Work to complete
Where a record holds a picture, leave the picture out; otherwise repeat every record exactly.

Material to process
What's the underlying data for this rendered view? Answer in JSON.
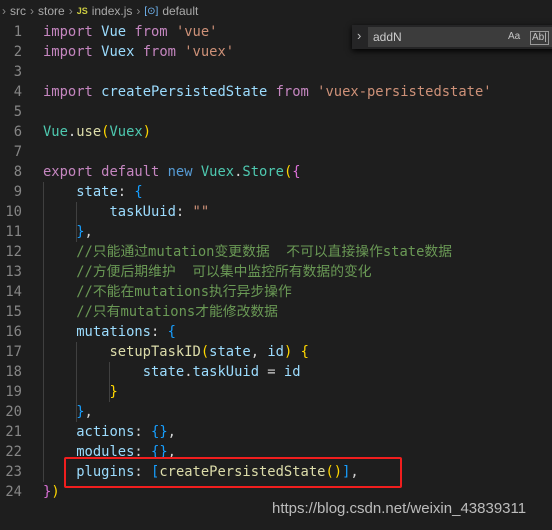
{
  "breadcrumb": {
    "items": [
      "src",
      "store",
      "index.js",
      "default"
    ],
    "file_icon": "JS",
    "symbol_icon": "[⊙]"
  },
  "find_widget": {
    "value": "addN",
    "match_case": "Aa",
    "whole_word": "Ab|"
  },
  "colors": {
    "k": "#c586c0",
    "b": "#569cd6",
    "v": "#9cdcfe",
    "c": "#4ec9b0",
    "f": "#dcdcaa",
    "s": "#ce9178",
    "m": "#6a9955",
    "p": "#d4d4d4",
    "y": "#ffd700",
    "o": "#da70d6",
    "l": "#179fff",
    "highlight": "#f01e1e"
  },
  "code": [
    [
      [
        "import",
        "k"
      ],
      [
        " "
      ],
      [
        "Vue",
        "v"
      ],
      [
        " "
      ],
      [
        "from",
        "k"
      ],
      [
        " "
      ],
      [
        "'vue'",
        "s"
      ]
    ],
    [
      [
        "import",
        "k"
      ],
      [
        " "
      ],
      [
        "Vuex",
        "v"
      ],
      [
        " "
      ],
      [
        "from",
        "k"
      ],
      [
        " "
      ],
      [
        "'vuex'",
        "s"
      ]
    ],
    [],
    [
      [
        "import",
        "k"
      ],
      [
        " "
      ],
      [
        "createPersistedState",
        "v"
      ],
      [
        " "
      ],
      [
        "from",
        "k"
      ],
      [
        " "
      ],
      [
        "'vuex-persistedstate'",
        "s"
      ]
    ],
    [],
    [
      [
        "Vue",
        "c"
      ],
      [
        ".",
        "p"
      ],
      [
        "use",
        "f"
      ],
      [
        "(",
        "y"
      ],
      [
        "Vuex",
        "c"
      ],
      [
        ")",
        "y"
      ]
    ],
    [],
    [
      [
        "export",
        "k"
      ],
      [
        " "
      ],
      [
        "default",
        "k"
      ],
      [
        " "
      ],
      [
        "new",
        "b"
      ],
      [
        " "
      ],
      [
        "Vuex",
        "c"
      ],
      [
        ".",
        "p"
      ],
      [
        "Store",
        "c"
      ],
      [
        "(",
        "y"
      ],
      [
        "{",
        "o"
      ]
    ],
    [
      [
        "    "
      ],
      [
        "state",
        "v"
      ],
      [
        ": ",
        "p"
      ],
      [
        "{",
        "l"
      ]
    ],
    [
      [
        "        "
      ],
      [
        "taskUuid",
        "v"
      ],
      [
        ": ",
        "p"
      ],
      [
        "\"\"",
        "s"
      ]
    ],
    [
      [
        "    "
      ],
      [
        "}",
        "l"
      ],
      [
        ",",
        "p"
      ]
    ],
    [
      [
        "    "
      ],
      [
        "//只能通过mutation变更数据  不可以直接操作state数据",
        "m"
      ]
    ],
    [
      [
        "    "
      ],
      [
        "//方便后期维护  可以集中监控所有数据的变化",
        "m"
      ]
    ],
    [
      [
        "    "
      ],
      [
        "//不能在mutations执行异步操作",
        "m"
      ]
    ],
    [
      [
        "    "
      ],
      [
        "//只有mutations才能修改数据",
        "m"
      ]
    ],
    [
      [
        "    "
      ],
      [
        "mutations",
        "v"
      ],
      [
        ": ",
        "p"
      ],
      [
        "{",
        "l"
      ]
    ],
    [
      [
        "        "
      ],
      [
        "setupTaskID",
        "f"
      ],
      [
        "(",
        "y"
      ],
      [
        "state",
        "v"
      ],
      [
        ", ",
        "p"
      ],
      [
        "id",
        "v"
      ],
      [
        ")",
        "y"
      ],
      [
        " "
      ],
      [
        "{",
        "y"
      ]
    ],
    [
      [
        "            "
      ],
      [
        "state",
        "v"
      ],
      [
        ".",
        "p"
      ],
      [
        "taskUuid",
        "v"
      ],
      [
        " = ",
        "p"
      ],
      [
        "id",
        "v"
      ]
    ],
    [
      [
        "        "
      ],
      [
        "}",
        "y"
      ]
    ],
    [
      [
        "    "
      ],
      [
        "}",
        "l"
      ],
      [
        ",",
        "p"
      ]
    ],
    [
      [
        "    "
      ],
      [
        "actions",
        "v"
      ],
      [
        ": ",
        "p"
      ],
      [
        "{}",
        "l"
      ],
      [
        ",",
        "p"
      ]
    ],
    [
      [
        "    "
      ],
      [
        "modules",
        "v"
      ],
      [
        ": ",
        "p"
      ],
      [
        "{}",
        "l"
      ],
      [
        ",",
        "p"
      ]
    ],
    [
      [
        "    "
      ],
      [
        "plugins",
        "v"
      ],
      [
        ": ",
        "p"
      ],
      [
        "[",
        "l"
      ],
      [
        "createPersistedState",
        "f"
      ],
      [
        "()",
        "y"
      ],
      [
        "]",
        "l"
      ],
      [
        ",",
        "p"
      ]
    ],
    [
      [
        "}",
        "o"
      ],
      [
        ")",
        "y"
      ]
    ]
  ],
  "watermark": "https://blog.csdn.net/weixin_43839311"
}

Response
What's the underlying data for this rendered view? Answer in JSON.
{
  "breadcrumb": {
    "items": [
      "src",
      "store",
      "index.js",
      "default"
    ],
    "file_icon": "JS",
    "symbol_icon": "[⊙]"
  },
  "find_widget": {
    "value": "addN",
    "match_case": "Aa",
    "whole_word": "Ab|"
  },
  "colors": {
    "k": "#c586c0",
    "b": "#569cd6",
    "v": "#9cdcfe",
    "c": "#4ec9b0",
    "f": "#dcdcaa",
    "s": "#ce9178",
    "m": "#6a9955",
    "p": "#d4d4d4",
    "y": "#ffd700",
    "o": "#da70d6",
    "l": "#179fff",
    "highlight": "#f01e1e"
  },
  "code": [
    [
      [
        "import",
        "k"
      ],
      [
        " "
      ],
      [
        "Vue",
        "v"
      ],
      [
        " "
      ],
      [
        "from",
        "k"
      ],
      [
        " "
      ],
      [
        "'vue'",
        "s"
      ]
    ],
    [
      [
        "import",
        "k"
      ],
      [
        " "
      ],
      [
        "Vuex",
        "v"
      ],
      [
        " "
      ],
      [
        "from",
        "k"
      ],
      [
        " "
      ],
      [
        "'vuex'",
        "s"
      ]
    ],
    [],
    [
      [
        "import",
        "k"
      ],
      [
        " "
      ],
      [
        "createPersistedState",
        "v"
      ],
      [
        " "
      ],
      [
        "from",
        "k"
      ],
      [
        " "
      ],
      [
        "'vuex-persistedstate'",
        "s"
      ]
    ],
    [],
    [
      [
        "Vue",
        "c"
      ],
      [
        ".",
        "p"
      ],
      [
        "use",
        "f"
      ],
      [
        "(",
        "y"
      ],
      [
        "Vuex",
        "c"
      ],
      [
        ")",
        "y"
      ]
    ],
    [],
    [
      [
        "export",
        "k"
      ],
      [
        " "
      ],
      [
        "default",
        "k"
      ],
      [
        " "
      ],
      [
        "new",
        "b"
      ],
      [
        " "
      ],
      [
        "Vuex",
        "c"
      ],
      [
        ".",
        "p"
      ],
      [
        "Store",
        "c"
      ],
      [
        "(",
        "y"
      ],
      [
        "{",
        "o"
      ]
    ],
    [
      [
        "    "
      ],
      [
        "state",
        "v"
      ],
      [
        ": ",
        "p"
      ],
      [
        "{",
        "l"
      ]
    ],
    [
      [
        "        "
      ],
      [
        "taskUuid",
        "v"
      ],
      [
        ": ",
        "p"
      ],
      [
        "\"\"",
        "s"
      ]
    ],
    [
      [
        "    "
      ],
      [
        "}",
        "l"
      ],
      [
        ",",
        "p"
      ]
    ],
    [
      [
        "    "
      ],
      [
        "//只能通过mutation变更数据  不可以直接操作state数据",
        "m"
      ]
    ],
    [
      [
        "    "
      ],
      [
        "//方便后期维护  可以集中监控所有数据的变化",
        "m"
      ]
    ],
    [
      [
        "    "
      ],
      [
        "//不能在mutations执行异步操作",
        "m"
      ]
    ],
    [
      [
        "    "
      ],
      [
        "//只有mutations才能修改数据",
        "m"
      ]
    ],
    [
      [
        "    "
      ],
      [
        "mutations",
        "v"
      ],
      [
        ": ",
        "p"
      ],
      [
        "{",
        "l"
      ]
    ],
    [
      [
        "        "
      ],
      [
        "setupTaskID",
        "f"
      ],
      [
        "(",
        "y"
      ],
      [
        "state",
        "v"
      ],
      [
        ", ",
        "p"
      ],
      [
        "id",
        "v"
      ],
      [
        ")",
        "y"
      ],
      [
        " "
      ],
      [
        "{",
        "y"
      ]
    ],
    [
      [
        "            "
      ],
      [
        "state",
        "v"
      ],
      [
        ".",
        "p"
      ],
      [
        "taskUuid",
        "v"
      ],
      [
        " = ",
        "p"
      ],
      [
        "id",
        "v"
      ]
    ],
    [
      [
        "        "
      ],
      [
        "}",
        "y"
      ]
    ],
    [
      [
        "    "
      ],
      [
        "}",
        "l"
      ],
      [
        ",",
        "p"
      ]
    ],
    [
      [
        "    "
      ],
      [
        "actions",
        "v"
      ],
      [
        ": ",
        "p"
      ],
      [
        "{}",
        "l"
      ],
      [
        ",",
        "p"
      ]
    ],
    [
      [
        "    "
      ],
      [
        "modules",
        "v"
      ],
      [
        ": ",
        "p"
      ],
      [
        "{}",
        "l"
      ],
      [
        ",",
        "p"
      ]
    ],
    [
      [
        "    "
      ],
      [
        "plugins",
        "v"
      ],
      [
        ": ",
        "p"
      ],
      [
        "[",
        "l"
      ],
      [
        "createPersistedState",
        "f"
      ],
      [
        "()",
        "y"
      ],
      [
        "]",
        "l"
      ],
      [
        ",",
        "p"
      ]
    ],
    [
      [
        "}",
        "o"
      ],
      [
        ")",
        "y"
      ]
    ]
  ],
  "watermark": "https://blog.csdn.net/weixin_43839311"
}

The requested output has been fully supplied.